Or you can post your fix to the very vibrant xda-developers forum, where it might just catch fire. Especially if you provide a file that can be installed on rooted phones. And particularly if your fix is something that seems like something Android developers might have overlooked, like a pool of random numbers that sometimes runs out and slows down the system as it re-populates itself. Furthermore, if your post hits Reddit, and then Lifehacker, and quite a few of the Android blogs and forums. Seeder, the app/fix in question, did all those things, and it’s quite an interesting example of the wonders and frustrations of open source development for the masses.
[The xda-developers blog wrote what amounts to a retraction of Seeder]9http://www.xda-developers.com/android/entropy-seed-generator-not-all-its-hacked-up-to-be/). The developer wrote an update longer than his original post about the would-be fix, stating that, while he can’t vouch that it works for everyone, or even works the way he thinks it does, he has seen some improvement, on some devices. Google’s top Android developers had already dismissed the not-enough-numbers idea as a non-issue. At best, the app might work for some devices, but possibly because it constantly keeps the system "awake," trading more battery life for performance. It all reads like Chapter 24 of If It Sounds Too Good to Be True: A Manual for Modern Device Owners.
But the truly frustrating thing to Seeder, and apps and fixes like it, is the tiny nugget of truth that your big and small computers can, at their deep down cores, get thrown off and slowed down. Take a Windows or Mac computer that’s been running for a few years. Write down every single app and utility installed on it. Back up all its files. Wipe the hard drive clean, re-install the operating system from scratch, then put all the same apps and data files on it. Is it running faster? Almost always, it is running faster.
The same goes for Android, and often more so. Needing to take some standard screenshots, I wiped my Galaxy Nexus completely clean last night—user files, system, SD card, the whole deal. I installed a clean version of the open-source build of Android 4.2.1, then got to work setting up my Google account, installing my must-have apps, tweaking settings my way, and so on. The results? A phone that feels so much faster, responsive, and (the best I can put it) less confused. Its battery life, too, seems notably improved, being closer to 70 percent charged by the end of the work day instead of 40 percent. It’s not like there are pipes in Android that get clogged, or an engine that needs oil, but it can feel like it sometimes.
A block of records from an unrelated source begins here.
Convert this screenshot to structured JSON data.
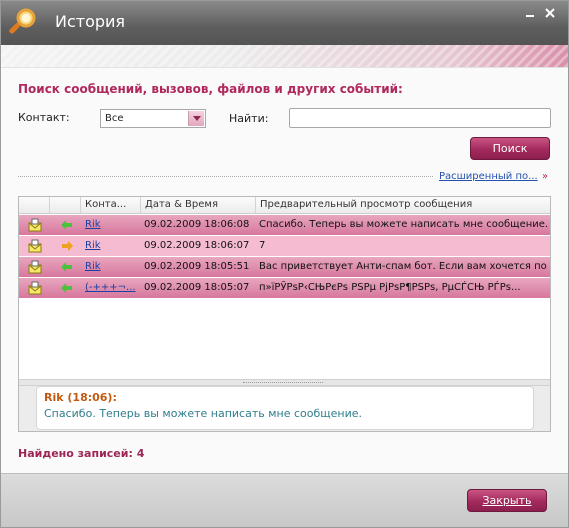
{
  "window": {
    "title": "История"
  },
  "search": {
    "heading": "Поиск сообщений, вызовов, файлов и других событий:",
    "contact_label": "Контакт:",
    "contact_value": "Все",
    "find_label": "Найти:",
    "find_value": "",
    "search_button": "Поиск",
    "advanced_link": "Расширенный по...",
    "advanced_chevron": "»"
  },
  "grid": {
    "columns": [
      "",
      "",
      "Конта...",
      "Дата & Время",
      "Предварительный просмотр сообщения"
    ],
    "sort_column": "Дата & Время",
    "rows": [
      {
        "contact": "Rik",
        "direction": "incoming",
        "datetime": "09.02.2009 18:06:08",
        "preview": "Спасибо. Теперь вы можете написать мне сообщение."
      },
      {
        "contact": "Rik",
        "direction": "outgoing",
        "datetime": "09.02.2009 18:06:07",
        "preview": "7"
      },
      {
        "contact": "Rik",
        "direction": "incoming",
        "datetime": "09.02.2009 18:05:51",
        "preview": "Вас приветствует Анти-спам бот. Если вам хочется пооб"
      },
      {
        "contact": "(-+++¬...",
        "direction": "incoming",
        "datetime": "09.02.2009 18:05:07",
        "preview": "п»їРЎРѕР‹СЊРєРѕ РЅРµ РјРѕР¶РЅРѕ, РµСЃСЊ РЃРѕ..."
      }
    ]
  },
  "preview": {
    "author": "Rik (18:06):",
    "text": "Спасибо. Теперь вы можете написать мне сообщение."
  },
  "status": {
    "found": "Найдено записей: 4"
  },
  "footer": {
    "close_button": "Закрыть"
  },
  "colors": {
    "accent": "#b0295d",
    "row_selected": "#d7779d",
    "row_normal": "#f5bcd1",
    "link": "#1c3fa3"
  }
}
“Sometimes,” “Maybe,” and “On certain devices” are the little grains of sand that keep Android from seeming buttery smooth, at least across the huge area it is spread over right now.